|Authors:||United States. Army. Office of the Chief of Engineers|
Savage, Rudolph P.
|Publisher:||United States, Beach Erosion Board|
Engineer Research and Development Center (U.S.)
|Series/Report no.:||Technical memorandum (United States. Beach Erosion Board) ; no. 109.|

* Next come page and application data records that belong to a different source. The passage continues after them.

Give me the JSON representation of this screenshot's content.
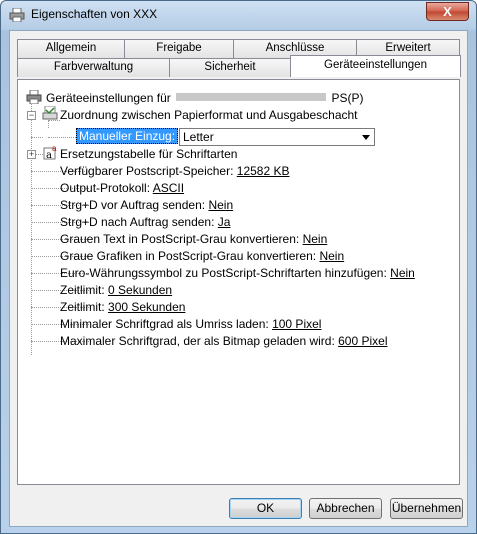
{
  "window": {
    "title": "Eigenschaften von XXX",
    "close_glyph": "X"
  },
  "tabs_row1": [
    {
      "label": "Allgemein"
    },
    {
      "label": "Freigabe"
    },
    {
      "label": "Anschlüsse"
    },
    {
      "label": "Erweitert"
    }
  ],
  "tabs_row2": [
    {
      "label": "Farbverwaltung"
    },
    {
      "label": "Sicherheit"
    },
    {
      "label": "Geräteeinstellungen",
      "active": true
    }
  ],
  "tree": {
    "root": {
      "label_prefix": "Geräteeinstellungen für",
      "label_suffix": "PS(P)",
      "icon": "printer-icon"
    },
    "paper_mapping": {
      "label": "Zuordnung zwischen Papierformat und Ausgabeschacht",
      "icon": "tray-icon"
    },
    "manual_feed": {
      "label": "Manueller Einzug:",
      "value": "Letter"
    },
    "font_substitution": {
      "label": "Ersetzungstabelle für Schriftarten",
      "icon": "font-icon"
    },
    "settings": [
      {
        "label": "Verfügbarer Postscript-Speicher:",
        "value": "12582 KB"
      },
      {
        "label": "Output-Protokoll:",
        "value": "ASCII"
      },
      {
        "label": "Strg+D vor Auftrag senden:",
        "value": "Nein"
      },
      {
        "label": "Strg+D nach Auftrag senden:",
        "value": "Ja"
      },
      {
        "label": "Grauen Text in PostScript-Grau konvertieren:",
        "value": "Nein"
      },
      {
        "label": "Graue Grafiken in PostScript-Grau konvertieren:",
        "value": "Nein"
      },
      {
        "label": "Euro-Währungssymbol zu PostScript-Schriftarten hinzufügen:",
        "value": "Nein"
      },
      {
        "label": "Zeitlimit:",
        "value": "0 Sekunden"
      },
      {
        "label": "Zeitlimit:",
        "value": "300 Sekunden"
      },
      {
        "label": "Minimaler Schriftgrad als Umriss laden:",
        "value": "100 Pixel"
      },
      {
        "label": "Maximaler Schriftgrad, der als Bitmap geladen wird:",
        "value": "600 Pixel"
      }
    ]
  },
  "buttons": {
    "ok": "OK",
    "cancel": "Abbrechen",
    "apply": "Übernehmen"
  },
  "colors": {
    "selection": "#3399ff",
    "close_button": "#c9513b",
    "frame": "#b9d1ea"
  }
}
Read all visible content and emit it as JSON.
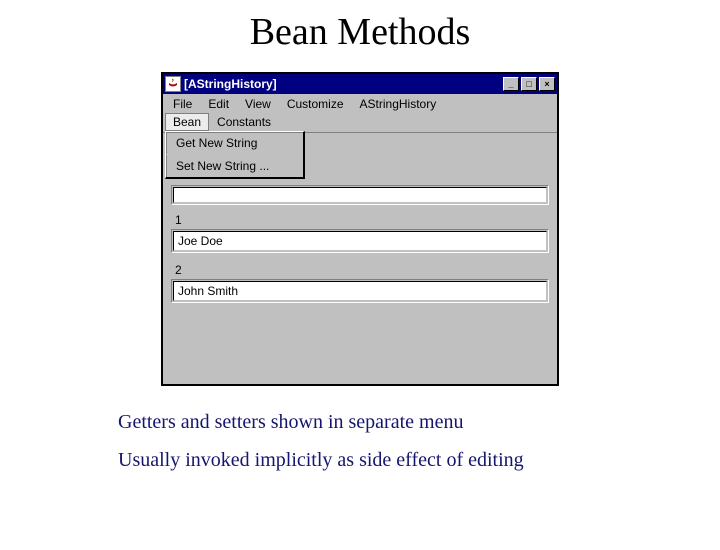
{
  "slide": {
    "title": "Bean Methods",
    "caption1": "Getters and setters shown in separate menu",
    "caption2": "Usually invoked implicitly as side effect of editing"
  },
  "window": {
    "title": "[AStringHistory]",
    "controls": {
      "min": "_",
      "max": "□",
      "close": "×"
    }
  },
  "menubar": {
    "row1": [
      "File",
      "Edit",
      "View",
      "Customize",
      "AStringHistory"
    ],
    "row2": [
      "Bean",
      "Constants"
    ],
    "selected": "Bean"
  },
  "dropdown": {
    "items": [
      "Get New String",
      "Set New String ..."
    ]
  },
  "fields": [
    {
      "label": "1",
      "value": "Joe Doe"
    },
    {
      "label": "2",
      "value": "John Smith"
    }
  ]
}
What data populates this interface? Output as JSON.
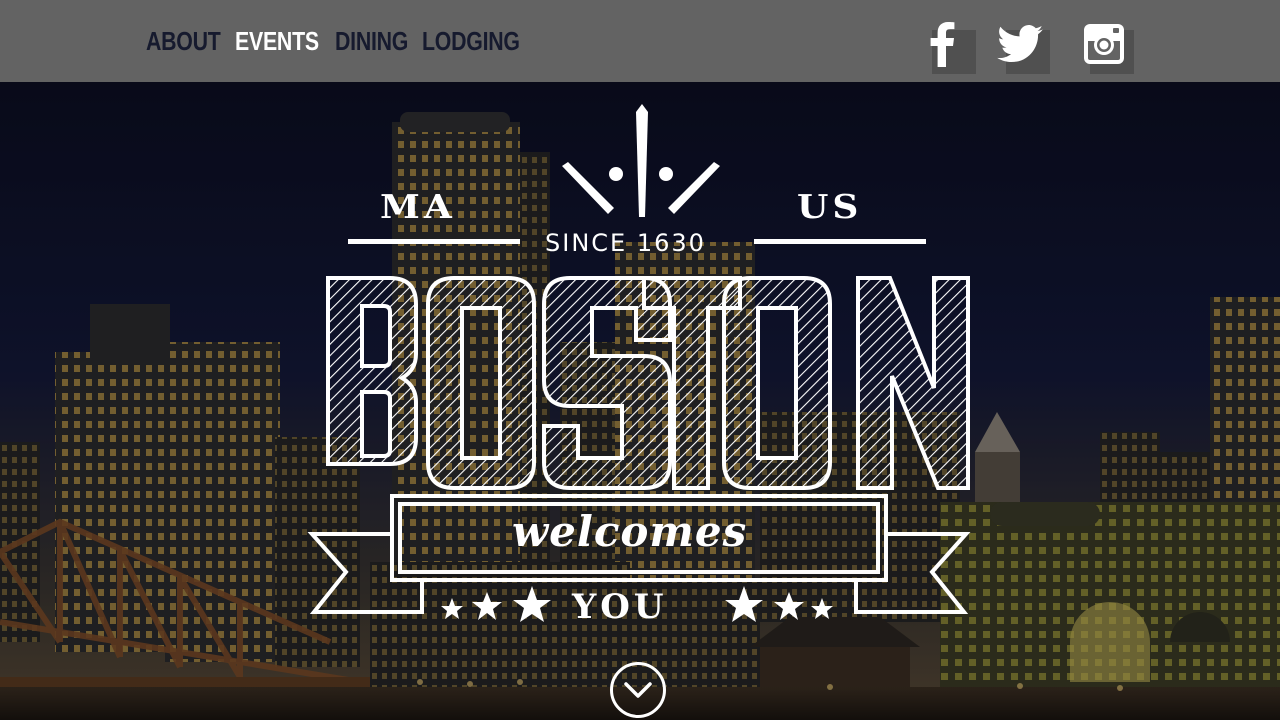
{
  "nav": {
    "items": [
      {
        "label": "ABOUT",
        "active": false
      },
      {
        "label": "EVENTS",
        "active": true
      },
      {
        "label": "DINING",
        "active": false
      },
      {
        "label": "LODGING",
        "active": false
      }
    ],
    "social": [
      "facebook-icon",
      "twitter-icon",
      "instagram-icon"
    ]
  },
  "hero": {
    "left_tag": "MA",
    "right_tag": "US",
    "since": "SINCE 1630",
    "title": "BOSTON",
    "banner": "welcomes",
    "tagline": "YOU",
    "scroll_icon": "chevron-down-icon"
  },
  "colors": {
    "navbar": "#636363",
    "nav_text": "#161a2e",
    "nav_active": "#ffffff",
    "logo": "#ffffff"
  }
}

From the Introduction: The data on wave run-up presented herein have been previously presented in another form (1) along with a more complete discussion of the methods by which the data were obtained. The data are now being presented in a somewhat different form in order to show, dimensionally, differences for specific stone sizes rather than relating these differences to a non-dimensional parameter containing stone size and permeability. A brief description of the facilities, equipment and methods used to obtain the data follows; a more complete discussion of these factors may be obtained from the previous paper by the author (1). Wave run-up is defined as the vertical height of the limit of uprush reached by a wave breaking on a slope, using the still water as a reference (Figure 1). Run-up is important because it determines the height to which structures exposed to wave action must be built in order to prevent overtopping by the waves impinging on the structure. Overtopping results in flooding landward of the structure which may cause damage by rearface erosion or may weaken the foundation unless adequate safeguards are provided during design and construction. Also, wave run-up is important in determining the design berm elevation of artificial sand fills which are used extensively for shore protection.
|Appears in Collections:||Technical Memorandum|